Chris J.

This story discusses Veteran Suicide, Gun Suicide, and Safe Storage.

Growing up, my brother and I were like a dynamic duo out there. We both would end up joining the military. I enlisted in the Air Force in ‘99 and Adam joined the Marine Corps in 2006. For the longest time, we were each other’s best friends. It’s like he was that person that was just connected to me all of the time.

By 2012, he was struggling through a crisis with the Marines due to some things he experienced in combat, along with medical issues. It would eventually lead to his departure from the military. He struggled a lot with the transition.

I was halfway around the world in Afghanistan with my deployment about to be wrapped up when Adam first attempted suicide. I got a call and immediately departed Afghanistan to my home in Las Vegas where I met my newborn son for the first time. We then drove together to San Diego to visit my brother in the ICU. We didn’t quite know if Adam was gonna make it.

For years after, Adam continued to struggle. Then, in 2017, I received a text from my stepmother. She's like, hey, I need you to call me as as soon as possible.

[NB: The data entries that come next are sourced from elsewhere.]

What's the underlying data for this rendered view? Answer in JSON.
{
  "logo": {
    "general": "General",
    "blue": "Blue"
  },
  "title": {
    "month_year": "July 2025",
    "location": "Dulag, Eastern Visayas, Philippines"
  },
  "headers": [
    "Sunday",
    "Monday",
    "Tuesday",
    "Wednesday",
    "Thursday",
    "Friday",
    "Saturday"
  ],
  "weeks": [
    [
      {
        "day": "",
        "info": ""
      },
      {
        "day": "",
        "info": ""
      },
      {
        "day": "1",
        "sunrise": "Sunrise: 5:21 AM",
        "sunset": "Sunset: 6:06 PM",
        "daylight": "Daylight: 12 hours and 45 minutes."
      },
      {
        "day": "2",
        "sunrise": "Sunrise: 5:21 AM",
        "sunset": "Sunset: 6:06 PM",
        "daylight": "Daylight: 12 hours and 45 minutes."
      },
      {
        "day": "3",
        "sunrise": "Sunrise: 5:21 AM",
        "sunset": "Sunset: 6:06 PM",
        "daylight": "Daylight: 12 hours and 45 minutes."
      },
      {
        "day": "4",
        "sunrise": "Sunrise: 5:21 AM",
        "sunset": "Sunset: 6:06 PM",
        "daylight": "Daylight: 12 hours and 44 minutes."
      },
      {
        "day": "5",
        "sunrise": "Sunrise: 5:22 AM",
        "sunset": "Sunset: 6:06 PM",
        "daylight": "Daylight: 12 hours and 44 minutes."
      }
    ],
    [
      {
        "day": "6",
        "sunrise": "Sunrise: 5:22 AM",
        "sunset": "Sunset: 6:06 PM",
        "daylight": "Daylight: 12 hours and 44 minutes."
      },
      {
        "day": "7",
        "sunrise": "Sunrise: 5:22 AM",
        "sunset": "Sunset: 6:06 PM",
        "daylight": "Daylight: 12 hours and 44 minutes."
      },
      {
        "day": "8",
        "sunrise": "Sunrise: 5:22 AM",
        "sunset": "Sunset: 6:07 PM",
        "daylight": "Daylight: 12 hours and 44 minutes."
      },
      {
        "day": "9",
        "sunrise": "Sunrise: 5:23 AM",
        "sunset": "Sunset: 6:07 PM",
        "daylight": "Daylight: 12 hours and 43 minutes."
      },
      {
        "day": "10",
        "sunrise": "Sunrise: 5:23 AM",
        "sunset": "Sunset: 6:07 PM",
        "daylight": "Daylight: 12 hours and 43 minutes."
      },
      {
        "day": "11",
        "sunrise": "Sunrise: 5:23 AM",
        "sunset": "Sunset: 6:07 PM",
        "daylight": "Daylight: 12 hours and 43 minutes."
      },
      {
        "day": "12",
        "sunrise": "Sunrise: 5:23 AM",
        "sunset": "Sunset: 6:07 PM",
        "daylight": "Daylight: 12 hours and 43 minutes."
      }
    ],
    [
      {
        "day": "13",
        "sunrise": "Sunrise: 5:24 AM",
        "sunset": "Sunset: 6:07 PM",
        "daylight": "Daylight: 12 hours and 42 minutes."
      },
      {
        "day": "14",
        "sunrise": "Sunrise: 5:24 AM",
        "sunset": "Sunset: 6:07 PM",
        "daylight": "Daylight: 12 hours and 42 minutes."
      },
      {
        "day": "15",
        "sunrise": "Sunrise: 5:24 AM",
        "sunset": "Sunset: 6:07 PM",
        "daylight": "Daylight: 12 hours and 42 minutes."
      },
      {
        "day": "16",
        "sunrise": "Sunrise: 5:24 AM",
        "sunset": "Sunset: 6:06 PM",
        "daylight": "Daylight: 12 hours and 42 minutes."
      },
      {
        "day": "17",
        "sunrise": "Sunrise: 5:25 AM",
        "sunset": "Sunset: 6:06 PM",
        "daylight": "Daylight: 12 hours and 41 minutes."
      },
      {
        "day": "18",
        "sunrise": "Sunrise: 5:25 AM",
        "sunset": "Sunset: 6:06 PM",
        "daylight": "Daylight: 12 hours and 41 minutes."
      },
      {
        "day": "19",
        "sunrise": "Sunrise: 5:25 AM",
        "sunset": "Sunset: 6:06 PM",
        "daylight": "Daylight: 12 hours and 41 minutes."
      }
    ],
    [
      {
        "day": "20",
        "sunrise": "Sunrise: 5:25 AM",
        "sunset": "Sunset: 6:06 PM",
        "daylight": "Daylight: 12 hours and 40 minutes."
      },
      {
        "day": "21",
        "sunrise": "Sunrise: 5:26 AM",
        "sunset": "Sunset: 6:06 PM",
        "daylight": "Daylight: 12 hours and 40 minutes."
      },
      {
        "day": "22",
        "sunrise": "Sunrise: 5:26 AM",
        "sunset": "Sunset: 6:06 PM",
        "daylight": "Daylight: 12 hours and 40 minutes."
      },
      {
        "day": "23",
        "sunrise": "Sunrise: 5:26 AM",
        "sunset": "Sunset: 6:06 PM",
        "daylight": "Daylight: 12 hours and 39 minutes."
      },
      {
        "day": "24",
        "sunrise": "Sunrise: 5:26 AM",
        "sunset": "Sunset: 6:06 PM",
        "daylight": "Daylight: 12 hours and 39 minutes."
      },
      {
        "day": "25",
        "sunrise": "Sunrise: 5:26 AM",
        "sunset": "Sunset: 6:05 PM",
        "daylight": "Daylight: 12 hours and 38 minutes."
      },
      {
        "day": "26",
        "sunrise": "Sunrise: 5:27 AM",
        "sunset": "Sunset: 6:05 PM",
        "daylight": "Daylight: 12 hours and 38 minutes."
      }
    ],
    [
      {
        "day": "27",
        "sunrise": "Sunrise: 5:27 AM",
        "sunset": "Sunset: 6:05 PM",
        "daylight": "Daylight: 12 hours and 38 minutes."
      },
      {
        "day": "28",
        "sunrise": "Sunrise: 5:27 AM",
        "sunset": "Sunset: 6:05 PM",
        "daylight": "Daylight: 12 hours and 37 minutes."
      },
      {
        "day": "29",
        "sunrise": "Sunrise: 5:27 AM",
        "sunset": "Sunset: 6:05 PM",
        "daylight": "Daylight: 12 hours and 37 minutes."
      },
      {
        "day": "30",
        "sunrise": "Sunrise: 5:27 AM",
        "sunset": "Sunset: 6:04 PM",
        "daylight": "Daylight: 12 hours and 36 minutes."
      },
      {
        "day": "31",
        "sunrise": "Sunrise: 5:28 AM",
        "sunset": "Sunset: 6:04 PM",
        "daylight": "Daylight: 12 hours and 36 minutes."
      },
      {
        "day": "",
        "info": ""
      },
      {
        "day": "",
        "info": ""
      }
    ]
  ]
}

And that's when I found out my brother had died by gun suicide. It took me a long time to deal with losing my brother. And in the year that followed, several other Veterans that I was friends with died by gun suicide, as well. I was probably naive in getting the right help that I needed at the time. I knew all the resources. I think it was the shock of it all which was there for quite some period of time, where I’m like, “Oh, I’m strong enough. I can go back to work.” I coped with it initially with work and alcohol.

Eventually, I cracked. And that’s what led me into some some bad decisions and some legal issues of my own.

And that's where my story of having the firearm locked up probably ended up saving my life. I was very compromised by the trauma and stress, very vulnerable. It helped to put a barrier up when I was having suicidal ideation. I eventually sought treatment in 2018 through a Veteran-centric nonprofit. It was the first time that I found true help for this issue. Everyone there could relate to what I was going through. That really jump started it. I got more and more involved. It became a calling to get out there and inform as many people as I could that there’s support out there for them.

With firearms, a lot of it came down to my experience in the military. The first thing we ever discussed in firearms training is safety, safety, safety.

When it comes to safe storage in the home, there’s a lot of fear and anxiety about being protected or protecting your home. But if you need quick access, there are methods with new technologies like biometric safes. Because the most important thing is protecting who’s inside your home, too.


The 988 Suicide & Crisis Lifeline provides 24/7 free and confidential support to people in suicidal crisis or mental health-related distress.

If you or someone you know is struggling or in crisis, text or call 988, or chat at